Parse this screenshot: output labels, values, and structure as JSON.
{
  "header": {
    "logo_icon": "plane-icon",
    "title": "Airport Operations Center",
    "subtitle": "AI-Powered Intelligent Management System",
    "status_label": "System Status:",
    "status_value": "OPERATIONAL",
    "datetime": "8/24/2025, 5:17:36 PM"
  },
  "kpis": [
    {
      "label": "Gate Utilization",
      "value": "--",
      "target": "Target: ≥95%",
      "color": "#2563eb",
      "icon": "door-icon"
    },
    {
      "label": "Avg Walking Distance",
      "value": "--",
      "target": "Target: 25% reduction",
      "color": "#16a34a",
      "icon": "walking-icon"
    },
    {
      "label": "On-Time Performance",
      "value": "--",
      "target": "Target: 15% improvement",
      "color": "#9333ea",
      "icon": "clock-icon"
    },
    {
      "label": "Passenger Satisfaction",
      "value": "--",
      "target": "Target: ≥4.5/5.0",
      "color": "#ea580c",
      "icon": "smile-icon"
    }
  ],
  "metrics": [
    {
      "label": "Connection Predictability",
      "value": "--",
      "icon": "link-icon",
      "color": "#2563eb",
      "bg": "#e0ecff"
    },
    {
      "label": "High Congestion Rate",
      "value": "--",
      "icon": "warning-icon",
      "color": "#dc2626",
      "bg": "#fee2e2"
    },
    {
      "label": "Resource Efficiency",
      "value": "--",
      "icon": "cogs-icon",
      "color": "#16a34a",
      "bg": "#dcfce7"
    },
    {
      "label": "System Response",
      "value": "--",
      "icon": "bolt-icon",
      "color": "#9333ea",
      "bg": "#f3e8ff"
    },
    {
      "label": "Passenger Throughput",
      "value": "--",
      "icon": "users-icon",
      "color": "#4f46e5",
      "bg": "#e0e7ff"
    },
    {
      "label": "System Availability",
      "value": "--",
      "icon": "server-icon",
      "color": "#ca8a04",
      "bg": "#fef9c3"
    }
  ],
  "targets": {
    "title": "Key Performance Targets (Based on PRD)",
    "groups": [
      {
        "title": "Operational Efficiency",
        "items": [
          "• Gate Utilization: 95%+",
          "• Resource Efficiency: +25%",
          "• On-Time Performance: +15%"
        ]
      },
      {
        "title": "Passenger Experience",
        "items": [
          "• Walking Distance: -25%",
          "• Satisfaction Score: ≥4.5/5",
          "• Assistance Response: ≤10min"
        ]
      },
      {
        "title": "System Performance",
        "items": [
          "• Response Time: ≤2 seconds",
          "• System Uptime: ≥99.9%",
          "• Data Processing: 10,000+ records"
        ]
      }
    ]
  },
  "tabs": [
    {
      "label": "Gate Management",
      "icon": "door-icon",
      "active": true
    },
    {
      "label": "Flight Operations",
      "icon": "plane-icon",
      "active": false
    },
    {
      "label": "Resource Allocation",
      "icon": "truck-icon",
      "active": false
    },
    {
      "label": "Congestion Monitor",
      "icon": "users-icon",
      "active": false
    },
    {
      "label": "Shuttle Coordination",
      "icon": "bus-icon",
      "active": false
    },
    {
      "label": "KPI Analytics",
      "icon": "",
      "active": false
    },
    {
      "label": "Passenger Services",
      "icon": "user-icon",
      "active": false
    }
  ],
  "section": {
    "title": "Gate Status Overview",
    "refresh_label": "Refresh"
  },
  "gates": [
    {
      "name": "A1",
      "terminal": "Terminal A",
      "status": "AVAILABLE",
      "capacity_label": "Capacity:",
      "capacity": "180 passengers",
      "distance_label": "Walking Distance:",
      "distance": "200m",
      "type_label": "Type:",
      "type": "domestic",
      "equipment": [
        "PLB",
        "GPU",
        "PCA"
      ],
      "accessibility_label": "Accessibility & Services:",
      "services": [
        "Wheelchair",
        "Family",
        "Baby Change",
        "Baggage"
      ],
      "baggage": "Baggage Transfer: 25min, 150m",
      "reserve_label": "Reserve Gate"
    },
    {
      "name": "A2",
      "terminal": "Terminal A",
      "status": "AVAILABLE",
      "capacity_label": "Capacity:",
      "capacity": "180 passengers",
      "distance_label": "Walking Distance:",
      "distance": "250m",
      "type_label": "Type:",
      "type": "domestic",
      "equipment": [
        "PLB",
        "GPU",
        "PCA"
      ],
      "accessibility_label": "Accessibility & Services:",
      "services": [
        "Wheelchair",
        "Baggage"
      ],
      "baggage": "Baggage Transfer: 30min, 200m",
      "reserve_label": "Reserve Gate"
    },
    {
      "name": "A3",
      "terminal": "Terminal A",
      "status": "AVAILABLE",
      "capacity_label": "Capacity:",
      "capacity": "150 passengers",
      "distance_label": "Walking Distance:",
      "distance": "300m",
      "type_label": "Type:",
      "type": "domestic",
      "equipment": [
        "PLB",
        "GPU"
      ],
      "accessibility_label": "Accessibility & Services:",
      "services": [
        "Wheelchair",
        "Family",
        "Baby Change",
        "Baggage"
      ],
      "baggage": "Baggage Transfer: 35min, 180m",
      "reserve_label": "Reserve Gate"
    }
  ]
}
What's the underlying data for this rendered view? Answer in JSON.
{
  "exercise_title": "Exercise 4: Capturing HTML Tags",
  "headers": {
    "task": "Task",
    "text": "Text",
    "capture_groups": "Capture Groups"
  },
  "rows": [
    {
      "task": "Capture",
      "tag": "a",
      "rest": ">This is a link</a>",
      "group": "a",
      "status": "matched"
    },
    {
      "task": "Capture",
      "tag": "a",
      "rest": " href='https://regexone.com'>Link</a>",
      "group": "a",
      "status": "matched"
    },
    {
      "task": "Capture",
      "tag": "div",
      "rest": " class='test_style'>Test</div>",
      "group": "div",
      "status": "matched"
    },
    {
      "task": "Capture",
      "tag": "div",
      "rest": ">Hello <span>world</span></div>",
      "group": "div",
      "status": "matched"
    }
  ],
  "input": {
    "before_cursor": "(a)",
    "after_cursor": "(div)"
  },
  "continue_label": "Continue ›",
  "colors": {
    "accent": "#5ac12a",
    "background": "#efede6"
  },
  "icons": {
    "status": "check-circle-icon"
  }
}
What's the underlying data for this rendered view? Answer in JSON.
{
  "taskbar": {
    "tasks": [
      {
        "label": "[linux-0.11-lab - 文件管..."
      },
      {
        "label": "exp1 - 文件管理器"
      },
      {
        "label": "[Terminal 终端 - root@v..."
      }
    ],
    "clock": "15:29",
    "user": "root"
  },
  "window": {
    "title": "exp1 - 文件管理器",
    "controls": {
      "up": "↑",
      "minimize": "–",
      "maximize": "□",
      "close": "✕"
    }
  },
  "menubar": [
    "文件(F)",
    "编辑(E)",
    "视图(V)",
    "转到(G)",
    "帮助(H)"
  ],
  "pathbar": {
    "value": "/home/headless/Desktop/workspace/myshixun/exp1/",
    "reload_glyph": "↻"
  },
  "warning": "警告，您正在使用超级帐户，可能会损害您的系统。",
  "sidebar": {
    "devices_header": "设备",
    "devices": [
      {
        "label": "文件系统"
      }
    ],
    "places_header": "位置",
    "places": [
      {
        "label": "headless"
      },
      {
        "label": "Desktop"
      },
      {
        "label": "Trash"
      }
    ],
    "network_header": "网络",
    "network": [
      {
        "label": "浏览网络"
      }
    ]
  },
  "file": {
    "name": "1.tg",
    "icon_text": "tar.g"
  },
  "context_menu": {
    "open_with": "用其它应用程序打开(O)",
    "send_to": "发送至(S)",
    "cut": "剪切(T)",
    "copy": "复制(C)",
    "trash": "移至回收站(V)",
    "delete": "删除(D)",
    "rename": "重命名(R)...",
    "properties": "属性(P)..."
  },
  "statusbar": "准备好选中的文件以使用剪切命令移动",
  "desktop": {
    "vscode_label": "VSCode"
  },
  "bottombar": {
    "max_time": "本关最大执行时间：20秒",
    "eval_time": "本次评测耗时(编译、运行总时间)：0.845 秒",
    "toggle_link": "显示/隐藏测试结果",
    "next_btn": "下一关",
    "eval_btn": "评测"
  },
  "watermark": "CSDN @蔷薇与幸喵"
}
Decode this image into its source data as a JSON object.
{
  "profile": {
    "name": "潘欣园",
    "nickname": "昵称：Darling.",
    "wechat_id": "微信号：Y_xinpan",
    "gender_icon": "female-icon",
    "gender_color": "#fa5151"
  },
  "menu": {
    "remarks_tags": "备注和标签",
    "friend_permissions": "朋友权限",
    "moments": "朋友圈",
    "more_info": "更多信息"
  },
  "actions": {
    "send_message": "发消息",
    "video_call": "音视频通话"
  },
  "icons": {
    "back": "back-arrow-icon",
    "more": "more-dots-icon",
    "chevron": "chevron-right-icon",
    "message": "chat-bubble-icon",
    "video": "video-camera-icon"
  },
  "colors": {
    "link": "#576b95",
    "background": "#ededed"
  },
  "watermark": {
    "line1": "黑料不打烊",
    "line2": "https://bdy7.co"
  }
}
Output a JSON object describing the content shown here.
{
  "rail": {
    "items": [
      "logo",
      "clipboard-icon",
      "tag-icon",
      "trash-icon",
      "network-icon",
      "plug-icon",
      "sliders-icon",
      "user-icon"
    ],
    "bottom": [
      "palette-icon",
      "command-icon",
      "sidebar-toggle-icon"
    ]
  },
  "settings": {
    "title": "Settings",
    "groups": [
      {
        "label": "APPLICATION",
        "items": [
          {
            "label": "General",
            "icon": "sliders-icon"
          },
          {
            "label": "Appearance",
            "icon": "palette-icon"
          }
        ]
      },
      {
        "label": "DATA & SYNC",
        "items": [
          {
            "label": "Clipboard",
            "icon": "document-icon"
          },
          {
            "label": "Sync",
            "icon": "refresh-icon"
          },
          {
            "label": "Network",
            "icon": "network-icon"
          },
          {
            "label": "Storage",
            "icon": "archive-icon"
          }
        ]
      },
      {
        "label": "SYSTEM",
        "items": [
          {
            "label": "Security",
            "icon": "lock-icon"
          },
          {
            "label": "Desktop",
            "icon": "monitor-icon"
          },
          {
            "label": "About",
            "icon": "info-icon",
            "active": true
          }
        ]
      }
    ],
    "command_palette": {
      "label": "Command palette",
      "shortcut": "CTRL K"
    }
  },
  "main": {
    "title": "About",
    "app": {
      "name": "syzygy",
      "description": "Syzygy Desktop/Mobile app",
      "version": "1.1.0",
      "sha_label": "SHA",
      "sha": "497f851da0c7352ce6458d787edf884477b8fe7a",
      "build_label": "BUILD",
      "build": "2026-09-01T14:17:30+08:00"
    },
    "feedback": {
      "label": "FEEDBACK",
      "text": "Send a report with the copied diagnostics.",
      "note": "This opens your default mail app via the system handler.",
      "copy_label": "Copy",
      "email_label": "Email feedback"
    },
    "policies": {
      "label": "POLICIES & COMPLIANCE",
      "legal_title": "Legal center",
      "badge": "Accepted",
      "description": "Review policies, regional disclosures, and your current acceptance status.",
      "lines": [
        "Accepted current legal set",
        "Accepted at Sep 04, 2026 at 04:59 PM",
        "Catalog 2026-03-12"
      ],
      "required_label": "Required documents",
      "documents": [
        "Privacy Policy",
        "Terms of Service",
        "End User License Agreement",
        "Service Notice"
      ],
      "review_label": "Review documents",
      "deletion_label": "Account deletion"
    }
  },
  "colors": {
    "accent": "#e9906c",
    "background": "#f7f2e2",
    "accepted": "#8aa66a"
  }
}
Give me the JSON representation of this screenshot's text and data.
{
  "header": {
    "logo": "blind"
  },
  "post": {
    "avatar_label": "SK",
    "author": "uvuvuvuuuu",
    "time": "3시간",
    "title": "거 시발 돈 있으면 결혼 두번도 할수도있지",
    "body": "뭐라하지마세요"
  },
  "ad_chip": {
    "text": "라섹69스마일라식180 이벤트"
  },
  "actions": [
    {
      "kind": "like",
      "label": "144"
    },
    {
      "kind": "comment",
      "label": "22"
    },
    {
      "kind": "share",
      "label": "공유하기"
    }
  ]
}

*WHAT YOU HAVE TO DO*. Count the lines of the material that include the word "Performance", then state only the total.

*ANSWER TO THE PROBLEM*. 4